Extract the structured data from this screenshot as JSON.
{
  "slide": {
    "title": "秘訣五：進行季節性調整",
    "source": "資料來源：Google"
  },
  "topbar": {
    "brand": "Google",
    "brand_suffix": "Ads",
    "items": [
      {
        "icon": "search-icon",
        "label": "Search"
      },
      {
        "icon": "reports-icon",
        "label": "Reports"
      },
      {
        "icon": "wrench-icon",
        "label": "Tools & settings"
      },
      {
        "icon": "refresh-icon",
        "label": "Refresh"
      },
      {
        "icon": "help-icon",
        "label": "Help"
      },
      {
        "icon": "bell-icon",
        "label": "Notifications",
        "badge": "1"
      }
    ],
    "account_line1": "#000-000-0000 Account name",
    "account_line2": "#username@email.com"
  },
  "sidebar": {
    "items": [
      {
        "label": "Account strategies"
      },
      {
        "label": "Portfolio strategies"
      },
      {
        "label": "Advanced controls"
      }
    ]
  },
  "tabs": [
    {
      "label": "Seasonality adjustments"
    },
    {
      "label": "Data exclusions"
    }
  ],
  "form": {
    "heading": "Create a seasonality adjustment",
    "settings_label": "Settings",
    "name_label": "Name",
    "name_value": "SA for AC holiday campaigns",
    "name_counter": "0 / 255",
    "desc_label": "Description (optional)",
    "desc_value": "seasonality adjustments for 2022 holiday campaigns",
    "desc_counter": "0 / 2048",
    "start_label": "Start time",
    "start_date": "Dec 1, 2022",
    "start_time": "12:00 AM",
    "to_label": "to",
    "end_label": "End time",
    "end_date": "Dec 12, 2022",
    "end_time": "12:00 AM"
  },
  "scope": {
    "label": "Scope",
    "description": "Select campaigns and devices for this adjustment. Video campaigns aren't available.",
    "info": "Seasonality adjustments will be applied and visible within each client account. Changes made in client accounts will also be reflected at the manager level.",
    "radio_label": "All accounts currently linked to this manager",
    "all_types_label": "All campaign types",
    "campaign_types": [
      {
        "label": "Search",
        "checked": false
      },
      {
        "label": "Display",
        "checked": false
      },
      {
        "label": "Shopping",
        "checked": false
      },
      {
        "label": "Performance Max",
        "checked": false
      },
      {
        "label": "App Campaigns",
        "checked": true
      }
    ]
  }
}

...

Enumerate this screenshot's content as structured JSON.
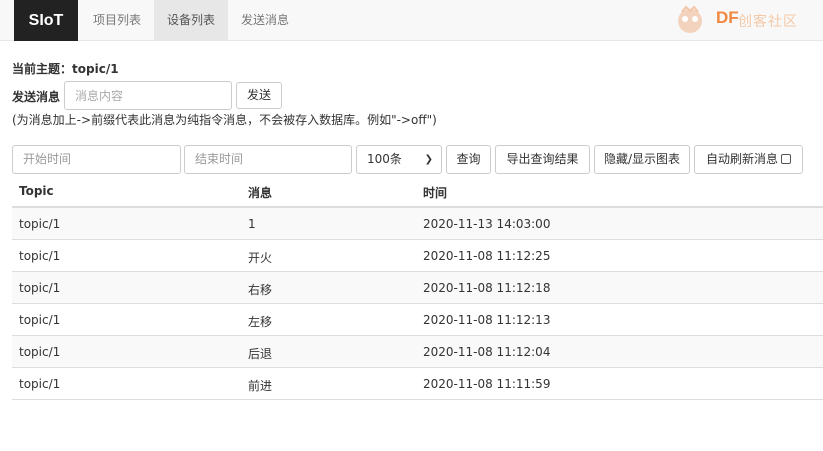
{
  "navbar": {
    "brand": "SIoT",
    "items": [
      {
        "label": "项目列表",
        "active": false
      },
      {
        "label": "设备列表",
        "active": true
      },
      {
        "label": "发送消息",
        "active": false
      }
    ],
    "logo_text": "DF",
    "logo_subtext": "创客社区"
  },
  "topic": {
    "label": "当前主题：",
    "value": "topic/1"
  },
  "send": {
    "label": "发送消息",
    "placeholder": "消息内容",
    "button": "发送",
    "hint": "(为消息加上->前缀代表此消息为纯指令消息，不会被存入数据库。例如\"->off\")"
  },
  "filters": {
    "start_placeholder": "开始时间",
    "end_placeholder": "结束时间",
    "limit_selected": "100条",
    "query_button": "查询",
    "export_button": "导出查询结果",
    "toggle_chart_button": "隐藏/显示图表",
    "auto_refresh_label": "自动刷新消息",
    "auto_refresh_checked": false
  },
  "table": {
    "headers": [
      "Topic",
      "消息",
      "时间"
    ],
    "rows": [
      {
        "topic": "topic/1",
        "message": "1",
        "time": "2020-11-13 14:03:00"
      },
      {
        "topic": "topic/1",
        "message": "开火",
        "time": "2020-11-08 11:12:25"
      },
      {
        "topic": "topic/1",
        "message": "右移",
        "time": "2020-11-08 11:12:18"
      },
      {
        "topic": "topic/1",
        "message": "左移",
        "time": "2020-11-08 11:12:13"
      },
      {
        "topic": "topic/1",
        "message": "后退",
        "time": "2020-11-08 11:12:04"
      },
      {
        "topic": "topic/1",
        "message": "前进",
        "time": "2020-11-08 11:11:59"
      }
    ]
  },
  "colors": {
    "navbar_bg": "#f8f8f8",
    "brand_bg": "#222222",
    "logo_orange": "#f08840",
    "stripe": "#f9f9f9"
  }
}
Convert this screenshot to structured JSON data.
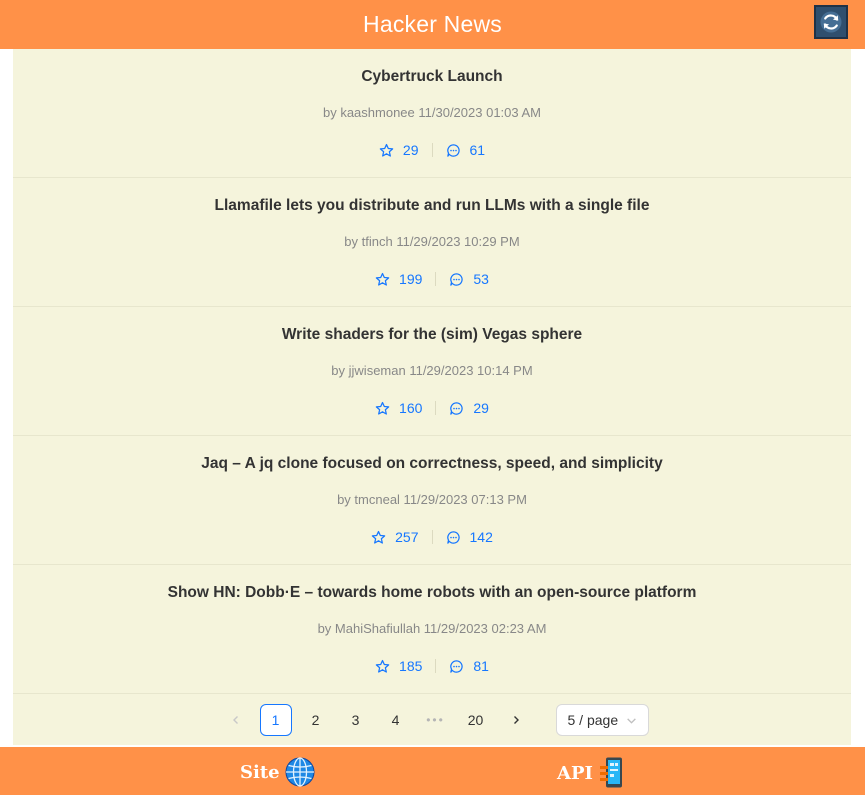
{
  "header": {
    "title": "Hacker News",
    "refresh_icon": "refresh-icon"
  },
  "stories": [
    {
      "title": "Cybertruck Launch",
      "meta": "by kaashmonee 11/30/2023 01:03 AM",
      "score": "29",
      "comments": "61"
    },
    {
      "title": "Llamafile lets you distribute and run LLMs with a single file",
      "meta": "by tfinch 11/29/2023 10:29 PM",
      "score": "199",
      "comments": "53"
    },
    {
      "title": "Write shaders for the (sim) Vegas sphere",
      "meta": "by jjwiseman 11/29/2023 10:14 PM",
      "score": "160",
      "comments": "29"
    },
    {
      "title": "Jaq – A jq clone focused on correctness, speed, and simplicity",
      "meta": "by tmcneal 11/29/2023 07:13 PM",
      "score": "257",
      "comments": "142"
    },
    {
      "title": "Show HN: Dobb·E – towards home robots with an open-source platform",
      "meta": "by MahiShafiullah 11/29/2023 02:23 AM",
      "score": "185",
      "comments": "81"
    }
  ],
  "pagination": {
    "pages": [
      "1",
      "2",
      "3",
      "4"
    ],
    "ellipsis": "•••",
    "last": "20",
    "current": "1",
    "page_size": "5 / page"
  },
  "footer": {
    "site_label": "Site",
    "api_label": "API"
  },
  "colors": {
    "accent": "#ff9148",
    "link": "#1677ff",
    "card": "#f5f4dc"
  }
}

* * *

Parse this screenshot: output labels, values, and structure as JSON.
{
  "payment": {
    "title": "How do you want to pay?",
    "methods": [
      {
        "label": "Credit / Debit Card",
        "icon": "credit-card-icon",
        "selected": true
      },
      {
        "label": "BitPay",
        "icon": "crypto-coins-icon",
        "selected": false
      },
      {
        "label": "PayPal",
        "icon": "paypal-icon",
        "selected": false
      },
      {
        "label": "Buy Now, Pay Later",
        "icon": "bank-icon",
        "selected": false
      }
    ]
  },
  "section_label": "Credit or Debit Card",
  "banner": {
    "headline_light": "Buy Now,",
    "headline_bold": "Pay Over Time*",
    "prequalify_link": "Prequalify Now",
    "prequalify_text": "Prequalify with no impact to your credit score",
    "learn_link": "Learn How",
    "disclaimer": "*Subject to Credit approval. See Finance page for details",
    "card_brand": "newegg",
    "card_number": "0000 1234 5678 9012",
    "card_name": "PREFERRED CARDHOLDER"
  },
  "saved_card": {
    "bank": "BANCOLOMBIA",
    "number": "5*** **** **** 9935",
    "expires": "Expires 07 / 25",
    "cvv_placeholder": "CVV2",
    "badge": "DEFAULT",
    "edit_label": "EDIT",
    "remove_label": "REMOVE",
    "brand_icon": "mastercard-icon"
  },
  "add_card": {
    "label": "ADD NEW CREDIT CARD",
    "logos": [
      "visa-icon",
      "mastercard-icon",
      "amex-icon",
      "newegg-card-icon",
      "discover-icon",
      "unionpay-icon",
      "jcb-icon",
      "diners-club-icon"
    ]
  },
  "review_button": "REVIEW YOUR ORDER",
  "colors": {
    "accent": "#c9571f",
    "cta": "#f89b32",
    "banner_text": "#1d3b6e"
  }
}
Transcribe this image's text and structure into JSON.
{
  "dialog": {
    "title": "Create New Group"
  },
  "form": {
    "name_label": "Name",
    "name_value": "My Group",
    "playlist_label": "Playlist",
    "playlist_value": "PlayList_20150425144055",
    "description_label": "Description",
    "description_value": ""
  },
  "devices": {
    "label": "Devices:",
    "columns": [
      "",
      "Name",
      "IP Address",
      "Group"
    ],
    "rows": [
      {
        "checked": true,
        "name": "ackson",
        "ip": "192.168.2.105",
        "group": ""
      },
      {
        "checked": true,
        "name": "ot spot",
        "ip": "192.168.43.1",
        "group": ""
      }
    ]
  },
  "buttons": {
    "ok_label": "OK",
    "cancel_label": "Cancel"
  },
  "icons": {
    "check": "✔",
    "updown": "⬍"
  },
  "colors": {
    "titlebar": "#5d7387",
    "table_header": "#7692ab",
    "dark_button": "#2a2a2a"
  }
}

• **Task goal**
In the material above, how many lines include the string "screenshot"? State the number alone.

• **Solution for this problem**
4